Traci Hall, PhD (NIEHS)

"Long lost relatives: The expanding PUF protein family"

When Nov 18, 2014
from 11:00 AM to 12:00 PM
Where Bioinformatics 1131
Contact Name
Attendees Open to the public
Add event to calendar vCal

Joint UNC Program in Molecular & Cellular Biophysics and UNC Biochemistry & Biophysics Seminar

"Long lost relatives: The expanding PUF protein family"

Traci Hall

Traci Hall, PhD

Senior Investigator
Structural Biology Laboratory/Macromolecular Structure Group
National Institute of Health
Research Triangle Park, NC

Molecular Structure Group

Bio: Traci M.T. Hall, Ph.D. is a tenured Senior Investigator leading the Macromolecular Structure Group and Acting Chief of the Laboratory of Structural Biology.ˇ She earned her B.S. in biochemistry from the University of California, Los Angeles, and her Ph.D. in pharmacology and molecular sciences from the Johns Hopkins University School of Medicine.ˇ She was an American Association for the Advancement of Science Diplomacy Fellow with the U.S. Agency for International Development and a postdoctoral fellow with Daniel J. Leahy at Johns Hopkins before joining the NIEHS in 1998.

Abstract:  RNA regulation occurs at many levels including processing to mature forms, subcellular localization, and translation.
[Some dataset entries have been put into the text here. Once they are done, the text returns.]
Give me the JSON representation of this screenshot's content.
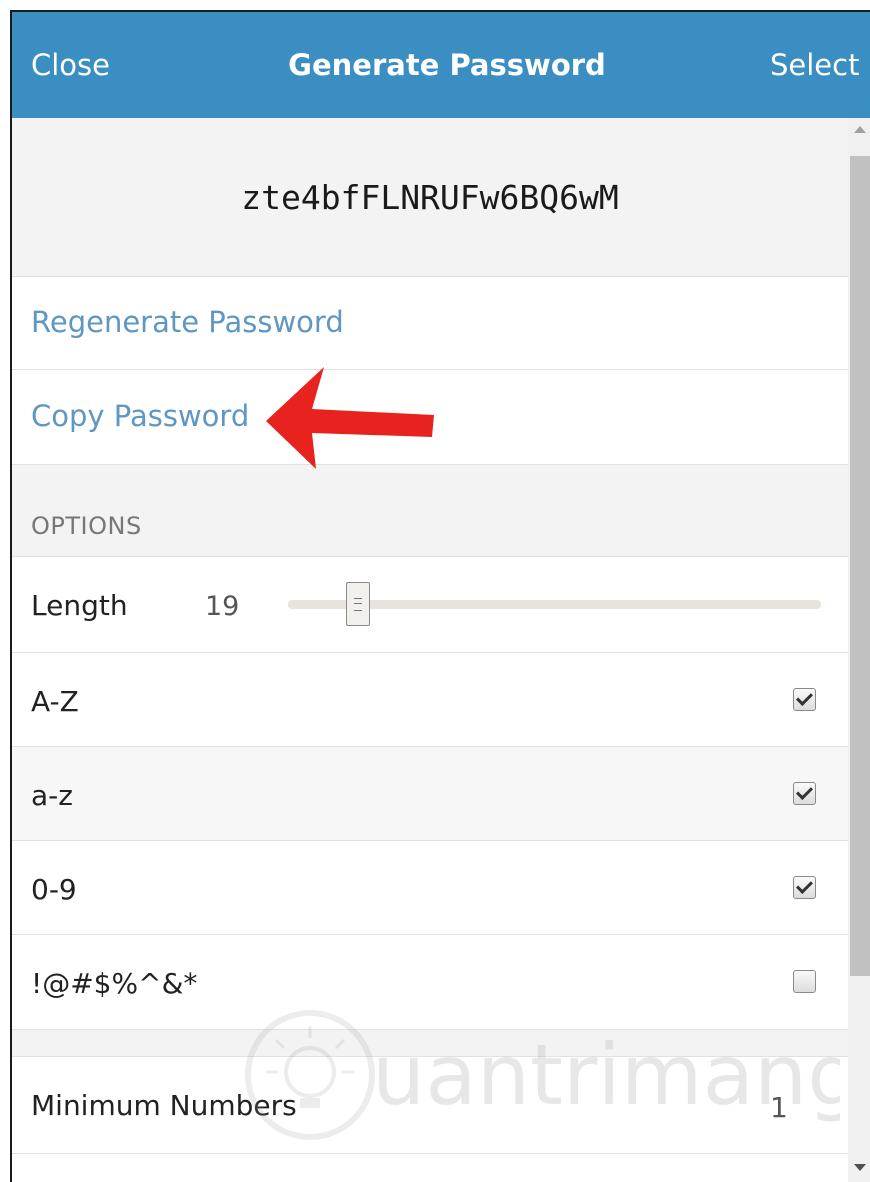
{
  "header": {
    "close_label": "Close",
    "title": "Generate Password",
    "select_label": "Select",
    "background_color": "#3b8ec2"
  },
  "password": {
    "value": "zte4bfFLNRUFw6BQ6wM"
  },
  "actions": {
    "regenerate_label": "Regenerate Password",
    "copy_label": "Copy Password",
    "link_color": "#5f97c4"
  },
  "options": {
    "section_label": "OPTIONS",
    "length": {
      "label": "Length",
      "value": "19",
      "slider_fraction": 0.13
    },
    "charsets": [
      {
        "label": "A-Z",
        "checked": true
      },
      {
        "label": "a-z",
        "checked": true
      },
      {
        "label": "0-9",
        "checked": true
      },
      {
        "label": "!@#$%^&*",
        "checked": false
      }
    ],
    "minimum_numbers": {
      "label": "Minimum Numbers",
      "value": "1"
    }
  },
  "annotation": {
    "arrow_color": "#e8221e"
  },
  "watermark": {
    "text": "uantrimang",
    "icon": "lightbulb-icon"
  }
}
RNA-binding proteins are crucial to direct and regulate these processes. PUF proteins bind sequence specifically to mRNA targets using a single-stranded RNA-binding domain comprising eight a-helical repeats (PUM repeats). Our lab’s previous structural studies revealed characteristic curved structures and sequence specificity unique to these classical PUF proteins. In fact, the sequence specificity of the classical PUF protein, human Pumilio1, can be designed by site-directed mutagenesis. PUM repeats have now been identified in proteins that function in pre-rRNA processing, including human Puf-A and yeast Puf6. This is a role not previously ascribed to PUF proteins. In my talk, I will show new crystal structures of human Puf-A protein that reveal a novel class of nucleic acid-binding proteins with eleven PUM repeats arranged in an “L”-like shape. In contrast to classical PUF proteins, Puf-A recognizes double-stranded RNA or DNA without sequence specificity. We demonstrate that basic surfaces of the yeast homologue, Puf6, are important for RNA-binding, pre-rRNA processing and ASH1 mRNA localization. Thus, PUM repeats can be assembled into alternative folds that bind to structured nucleic acids in addition to forming canonical eight-repeat crescent-shaped RNA-binding domains found in classical PUF proteins.

Host:  Saskia Neher